In addition, the event-driven function is optionally available in the program. The system will actively send a text message to a specified cell phone when specific situations are detected; for example, when a fall event has been detected. To activate this function, click the “Yes” button in the “Phone message” block, and then the user is allowed to give the phone number that the message is sent to. “Enabled” or “Disabled” is shown in the box after “SMS Mode” to indicate whether this function is activated.

Figure 6.5 Display of the statistical results of retrieved data

6.3     A test of long-term daily monitoring

Figure 6.6 shows an example of a subject’s long-term monitoring data in a day at home. In this test, the system began to record data at about 1:00 and ended at about 16:00. In the home environment, the user (subject) is not expected to use this system continuously throughout the monitoring period during some situations such as taking a shower, going outside, etc. Therefore, the data recorded may not be continuous, and the actual monitoring time in this test is about 405 minutes. That is, about 6.75 hours within the 15-hour period is recorded.

According to the statistical results shown in Figure 6.6, more than 90% of the recorded events are still postures. Moreover, lying still postures occupy about 61% of total recorded events. Figure 6.7 is the activity chronograph which chronologically displays the recorded events in detail. It can be observed that the subject was mostly in the “lying still” (event number 1) posture from 4:00 to 9:00, which indicates that the subject was probably sleeping during that period. In addition, the subject had large numbers of “sitting still” (event number 2) postures from about 9:00 to 13:00. After 14:00, the subject performed many posture transitions and walking movements.

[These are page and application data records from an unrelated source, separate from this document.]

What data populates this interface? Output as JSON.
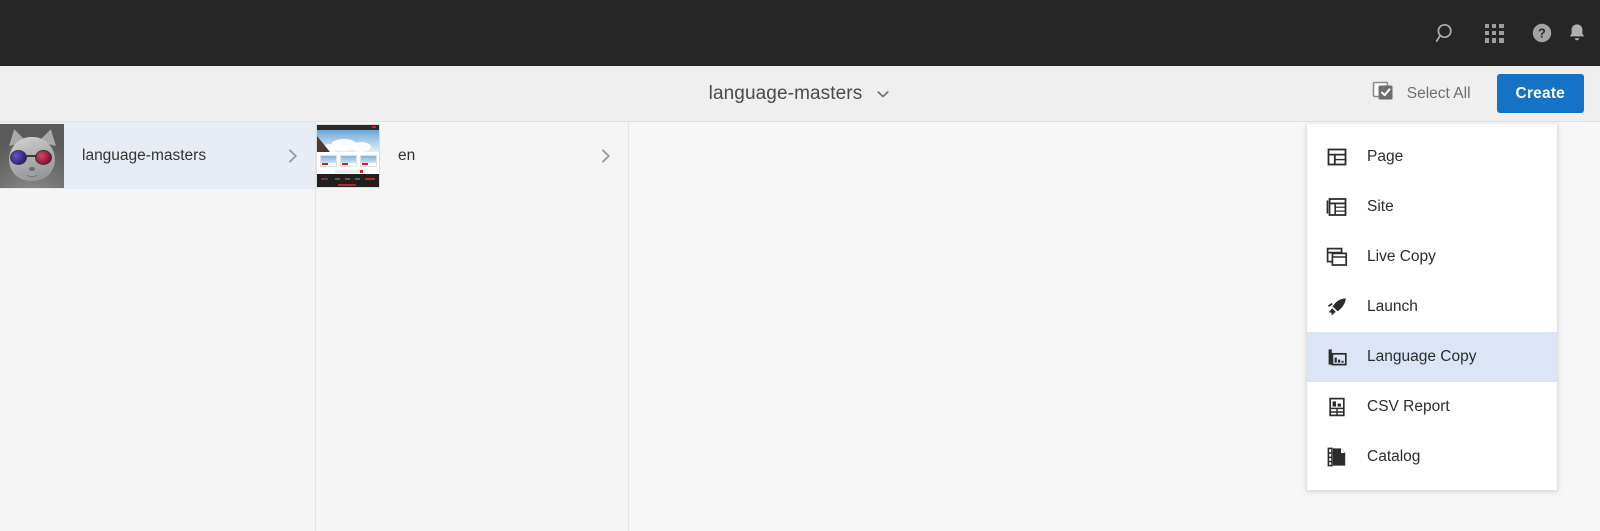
{
  "shell": {
    "background": "#262626",
    "icons": [
      {
        "name": "search-icon",
        "label": "Search"
      },
      {
        "name": "solutions-grid-icon",
        "label": "Solutions"
      },
      {
        "name": "help-icon",
        "label": "Help"
      },
      {
        "name": "notifications-bell-icon",
        "label": "Notifications"
      }
    ]
  },
  "action_bar": {
    "title": "language-masters",
    "title_caret": "chevron-down-icon",
    "select_all_label": "Select All",
    "create_label": "Create",
    "create_color": "#1473c4",
    "background": "#efefef"
  },
  "columns": [
    {
      "name": "column-root",
      "items": [
        {
          "label": "language-masters",
          "thumbnail": "cat-sunglasses-thumbnail",
          "selected": true,
          "has_children": true
        }
      ]
    },
    {
      "name": "column-language-masters",
      "items": [
        {
          "label": "en",
          "thumbnail": "website-page-thumbnail",
          "selected": false,
          "has_children": true
        }
      ]
    },
    {
      "name": "column-empty",
      "items": []
    }
  ],
  "create_menu": {
    "selected_index": 4,
    "highlight_color": "#dce5f5",
    "items": [
      {
        "label": "Page",
        "icon": "page-icon"
      },
      {
        "label": "Site",
        "icon": "site-icon"
      },
      {
        "label": "Live Copy",
        "icon": "live-copy-icon"
      },
      {
        "label": "Launch",
        "icon": "launch-rocket-icon"
      },
      {
        "label": "Language Copy",
        "icon": "language-copy-icon"
      },
      {
        "label": "CSV Report",
        "icon": "csv-report-icon"
      },
      {
        "label": "Catalog",
        "icon": "catalog-icon"
      }
    ]
  }
}
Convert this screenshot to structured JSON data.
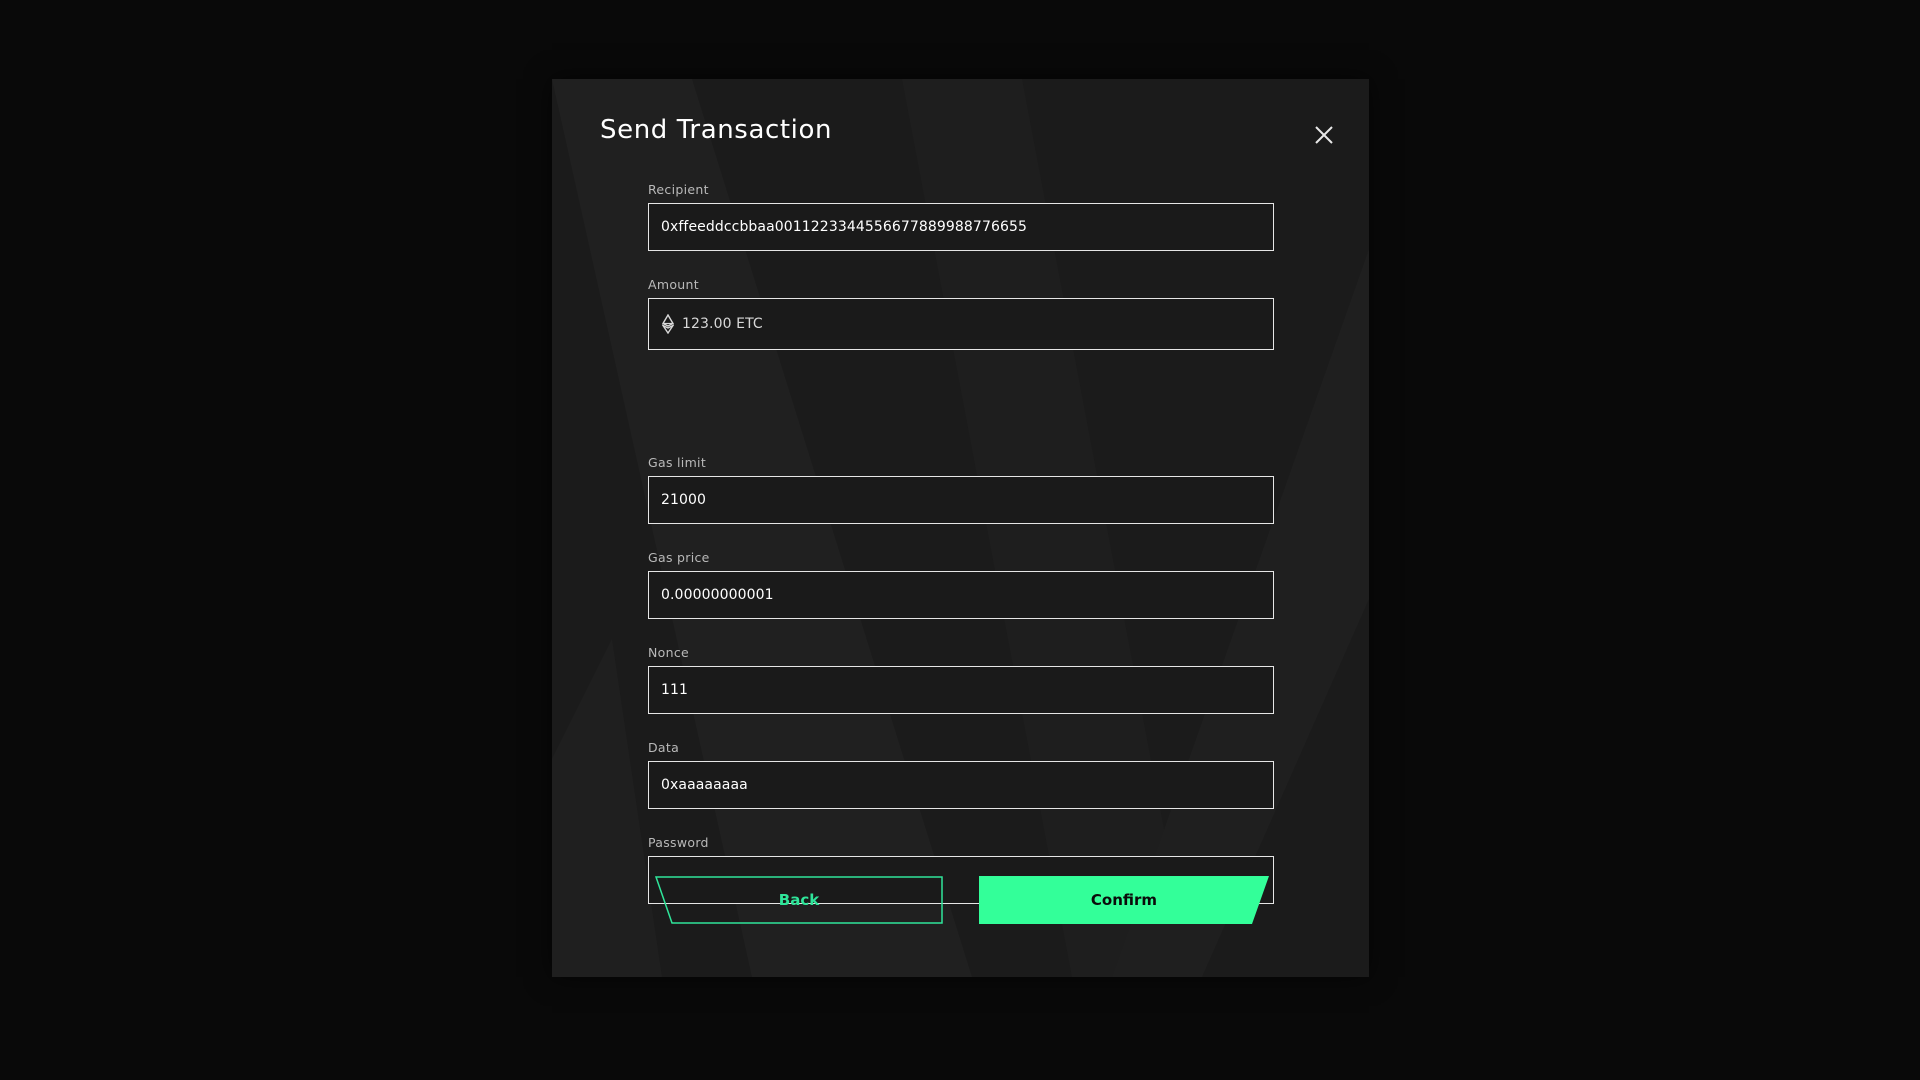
{
  "dialog": {
    "title": "Send Transaction"
  },
  "fields": {
    "recipient": {
      "label": "Recipient",
      "value": "0xffeeddccbbaa0011223344556677889988776655"
    },
    "amount": {
      "label": "Amount",
      "value": "123.00 ETC",
      "icon": "ethereum-classic-icon"
    },
    "gas_limit": {
      "label": "Gas limit",
      "value": "21000"
    },
    "gas_price": {
      "label": "Gas price",
      "value": "0.00000000001"
    },
    "nonce": {
      "label": "Nonce",
      "value": "111"
    },
    "data": {
      "label": "Data",
      "value": "0xaaaaaaaa"
    },
    "password": {
      "label": "Password",
      "value": ""
    }
  },
  "actions": {
    "back_label": "Back",
    "confirm_label": "Confirm"
  },
  "colors": {
    "accent": "#33ff99",
    "background": "#090909",
    "dialog": "#1b1b1b"
  }
}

Figure 6.6 Example of statistical results of long-term recorded data

Figure 6.7 Activity Chronograph of the recorded data